Carrie- My concern is that that adorable little girl is going to think- when I’m an adult, it’s going to be ok for me to drink that. We’ll just throw that out there to people – yes, you may be doing a great job of not letting your children eat things that you now know are harmful, but be a good example. Let that be a motivation to help you to live a SANE life. I, unfortunately, don’t have that built-in motivation because my cats don’t care. But, most people do have someone they live with that can hold them accountable. I think that’s just very, very powerful.
Jonathan- Carrie, you hit the nail on the head. I’m going to even take it one step further and demonstrate that even if you don’t have individuals that you live with (Carrie, you are a perfect example of this), people you work with see you and see what’s happening. You being that example, provides an “emotional subconscious” argument that no amount of science and logic will EVER be able to duplicate. Right? If an unhealthy, sick person is like, “Well, eating this way is clearly good for you. Look, I do it. Look at the results.” You’re like, “Dude, I can’t – I’m not going to listen to what you say because the results aren’t there.” You, by being SANE, by getting eccentric, and by being the radiating element that you are – even if your light isn’t shining on individuals that co-habitate with you. We all live in a world that’s interconnected and we will touch lives that we’ve never even known. I feel like what you’re saying is- having a motivation like leaving a legacy and improving the lives of others indirectly, just because you’re such an awesome example, is a hell of a lot more motivational than trying to make the needle on the scale go down a little bit lower. At least for me it is.
Carrie- I have never been described as a radiant element before. I’m going to have to think about that.
Jonathan- A radiant element – your luminosity is quite high today, Carrie.
Carrie- Ha! I don’t know what to say to that.
Jonathan- I think I might have to get you a Christmas present, like a shirt, that says “radiant element” on it. It sounds like the name of a band, “Radiant Element”.
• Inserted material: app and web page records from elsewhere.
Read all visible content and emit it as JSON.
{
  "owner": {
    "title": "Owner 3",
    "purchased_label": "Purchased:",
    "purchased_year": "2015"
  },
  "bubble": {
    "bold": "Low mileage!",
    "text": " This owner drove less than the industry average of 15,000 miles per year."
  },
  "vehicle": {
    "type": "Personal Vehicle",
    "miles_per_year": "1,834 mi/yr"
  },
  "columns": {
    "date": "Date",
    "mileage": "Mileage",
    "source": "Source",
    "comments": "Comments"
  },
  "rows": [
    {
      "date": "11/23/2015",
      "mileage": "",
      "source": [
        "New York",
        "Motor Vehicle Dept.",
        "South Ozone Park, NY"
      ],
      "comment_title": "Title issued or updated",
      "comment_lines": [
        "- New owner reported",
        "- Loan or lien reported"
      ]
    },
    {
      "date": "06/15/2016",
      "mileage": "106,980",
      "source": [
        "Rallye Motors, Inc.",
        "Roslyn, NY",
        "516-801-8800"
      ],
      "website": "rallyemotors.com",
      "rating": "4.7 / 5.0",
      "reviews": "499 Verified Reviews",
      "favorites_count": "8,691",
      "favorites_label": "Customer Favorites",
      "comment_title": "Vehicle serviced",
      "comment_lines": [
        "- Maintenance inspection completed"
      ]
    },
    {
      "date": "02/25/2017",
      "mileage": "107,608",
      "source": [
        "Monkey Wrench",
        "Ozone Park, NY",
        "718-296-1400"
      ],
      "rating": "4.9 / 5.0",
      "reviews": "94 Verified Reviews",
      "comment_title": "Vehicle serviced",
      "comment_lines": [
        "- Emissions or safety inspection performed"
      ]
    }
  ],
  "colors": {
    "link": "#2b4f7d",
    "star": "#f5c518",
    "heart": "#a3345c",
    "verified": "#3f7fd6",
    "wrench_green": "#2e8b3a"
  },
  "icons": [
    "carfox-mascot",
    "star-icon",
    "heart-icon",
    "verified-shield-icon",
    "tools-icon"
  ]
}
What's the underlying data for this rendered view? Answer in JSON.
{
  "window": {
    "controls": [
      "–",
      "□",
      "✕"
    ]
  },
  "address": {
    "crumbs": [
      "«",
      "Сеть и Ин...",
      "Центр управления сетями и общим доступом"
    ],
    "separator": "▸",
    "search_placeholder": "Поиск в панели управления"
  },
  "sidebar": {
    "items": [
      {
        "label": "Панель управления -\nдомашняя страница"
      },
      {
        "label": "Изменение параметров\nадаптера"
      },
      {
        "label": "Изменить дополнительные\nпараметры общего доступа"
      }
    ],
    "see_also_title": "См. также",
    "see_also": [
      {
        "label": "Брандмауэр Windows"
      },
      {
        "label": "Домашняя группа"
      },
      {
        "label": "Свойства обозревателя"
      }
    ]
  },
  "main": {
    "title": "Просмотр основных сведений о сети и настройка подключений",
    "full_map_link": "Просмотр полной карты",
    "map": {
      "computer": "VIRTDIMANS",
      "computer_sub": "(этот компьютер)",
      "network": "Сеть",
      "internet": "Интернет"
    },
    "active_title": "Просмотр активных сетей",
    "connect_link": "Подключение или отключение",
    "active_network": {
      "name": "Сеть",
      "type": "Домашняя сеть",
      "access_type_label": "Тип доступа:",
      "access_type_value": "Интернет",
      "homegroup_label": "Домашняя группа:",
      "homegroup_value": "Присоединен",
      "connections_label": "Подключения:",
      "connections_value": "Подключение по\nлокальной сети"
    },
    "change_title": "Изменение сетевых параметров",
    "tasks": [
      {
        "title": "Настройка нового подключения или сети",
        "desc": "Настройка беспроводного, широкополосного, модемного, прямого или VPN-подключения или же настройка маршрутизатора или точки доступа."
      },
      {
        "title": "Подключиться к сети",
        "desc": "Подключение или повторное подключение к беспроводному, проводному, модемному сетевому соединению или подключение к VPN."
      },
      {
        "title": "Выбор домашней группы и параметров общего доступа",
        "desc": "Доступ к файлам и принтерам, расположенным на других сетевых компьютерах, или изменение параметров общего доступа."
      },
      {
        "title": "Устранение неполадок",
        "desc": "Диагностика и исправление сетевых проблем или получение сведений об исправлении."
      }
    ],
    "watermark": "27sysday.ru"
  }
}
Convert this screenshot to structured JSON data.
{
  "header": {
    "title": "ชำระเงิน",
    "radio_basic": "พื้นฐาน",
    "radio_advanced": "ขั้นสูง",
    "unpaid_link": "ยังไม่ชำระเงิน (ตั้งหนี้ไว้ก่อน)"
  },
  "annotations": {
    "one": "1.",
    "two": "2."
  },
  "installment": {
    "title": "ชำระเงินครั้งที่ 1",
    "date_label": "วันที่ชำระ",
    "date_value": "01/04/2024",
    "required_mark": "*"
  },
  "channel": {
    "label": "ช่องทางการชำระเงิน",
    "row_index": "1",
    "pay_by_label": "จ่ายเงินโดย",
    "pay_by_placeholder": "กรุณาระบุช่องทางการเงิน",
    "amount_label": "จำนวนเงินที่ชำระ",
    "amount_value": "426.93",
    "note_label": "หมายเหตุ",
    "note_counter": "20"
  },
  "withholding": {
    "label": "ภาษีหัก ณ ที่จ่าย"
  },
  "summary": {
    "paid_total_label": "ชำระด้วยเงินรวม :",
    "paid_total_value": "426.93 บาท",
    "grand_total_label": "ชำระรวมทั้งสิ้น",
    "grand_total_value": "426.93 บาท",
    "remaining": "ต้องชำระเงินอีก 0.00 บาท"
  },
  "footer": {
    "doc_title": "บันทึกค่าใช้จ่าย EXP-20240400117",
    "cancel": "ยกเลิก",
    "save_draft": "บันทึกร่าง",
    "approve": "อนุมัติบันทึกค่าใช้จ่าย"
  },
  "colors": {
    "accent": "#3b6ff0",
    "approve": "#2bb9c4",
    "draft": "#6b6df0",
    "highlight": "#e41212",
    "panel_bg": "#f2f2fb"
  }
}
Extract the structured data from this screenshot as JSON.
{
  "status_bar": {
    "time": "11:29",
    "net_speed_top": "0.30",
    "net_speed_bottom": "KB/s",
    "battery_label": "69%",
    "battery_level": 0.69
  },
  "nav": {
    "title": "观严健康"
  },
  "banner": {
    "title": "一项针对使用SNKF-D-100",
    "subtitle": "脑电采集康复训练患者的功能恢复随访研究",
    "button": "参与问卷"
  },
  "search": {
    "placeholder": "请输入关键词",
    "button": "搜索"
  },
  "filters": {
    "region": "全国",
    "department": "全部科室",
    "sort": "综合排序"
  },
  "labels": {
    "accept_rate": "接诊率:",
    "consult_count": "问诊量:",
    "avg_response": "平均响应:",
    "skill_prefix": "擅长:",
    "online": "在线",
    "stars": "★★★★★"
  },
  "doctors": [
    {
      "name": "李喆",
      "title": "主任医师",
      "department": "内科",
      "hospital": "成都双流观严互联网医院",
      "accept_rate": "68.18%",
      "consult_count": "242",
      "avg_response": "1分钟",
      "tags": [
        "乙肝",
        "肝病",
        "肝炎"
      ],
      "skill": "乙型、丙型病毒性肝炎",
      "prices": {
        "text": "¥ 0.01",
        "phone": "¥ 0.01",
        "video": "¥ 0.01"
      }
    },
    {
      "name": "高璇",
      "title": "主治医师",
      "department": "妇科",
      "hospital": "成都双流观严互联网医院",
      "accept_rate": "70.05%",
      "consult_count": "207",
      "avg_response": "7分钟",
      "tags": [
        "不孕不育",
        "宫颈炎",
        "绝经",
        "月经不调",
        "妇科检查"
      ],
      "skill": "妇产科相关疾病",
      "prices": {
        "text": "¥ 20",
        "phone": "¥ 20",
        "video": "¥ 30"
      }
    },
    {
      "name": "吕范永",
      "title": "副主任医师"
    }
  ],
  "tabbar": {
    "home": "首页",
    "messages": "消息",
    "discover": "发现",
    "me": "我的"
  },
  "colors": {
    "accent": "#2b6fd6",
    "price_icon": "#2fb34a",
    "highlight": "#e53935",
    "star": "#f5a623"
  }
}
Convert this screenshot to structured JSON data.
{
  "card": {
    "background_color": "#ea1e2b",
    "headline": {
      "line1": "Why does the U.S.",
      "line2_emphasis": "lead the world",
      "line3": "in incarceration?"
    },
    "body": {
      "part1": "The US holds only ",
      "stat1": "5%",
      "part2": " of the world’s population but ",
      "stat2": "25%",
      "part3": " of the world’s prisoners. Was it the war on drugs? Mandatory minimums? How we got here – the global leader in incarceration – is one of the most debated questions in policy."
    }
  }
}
Carrie- Yes, yes, there we go.
Jonathan- To all the “radiant elements” out there sharing this wonderful podcast with us.
Carrie- Stop drinking pop!
Jonathan- And please don’t support the “new tobacco research institute” – the Coca-Cola institute of sound science with no ulterior motives at all. As you remember from The Smarter Science of Slim text, that quote, “hydration is very important and consuming six to eight ounce drinks of any kind, including soda, can contribute to a wonderful, hydrated life.”
Carrie- (Buzzer sound)
Jonathan- Fortunately Carrie, we’re eating smarter, we’re exercising smarter, and we’re living better. So, we’re all good.
Carrie- And we’re not drinking pop anymore.
Jonathan- We are gonna eat more and we’re gonna exercise less – but we’re gonna do that smarter. We’ll see ya next week.
Carrie- See ya.
– Carrie’s SANE trip down south
– Why Coke’s 140 calorie ad campaign in absurd
– Amazing insulin studies
– Are you sure I shouldn’t exercise more?
– A cure for diabetes?
– The first SANE baby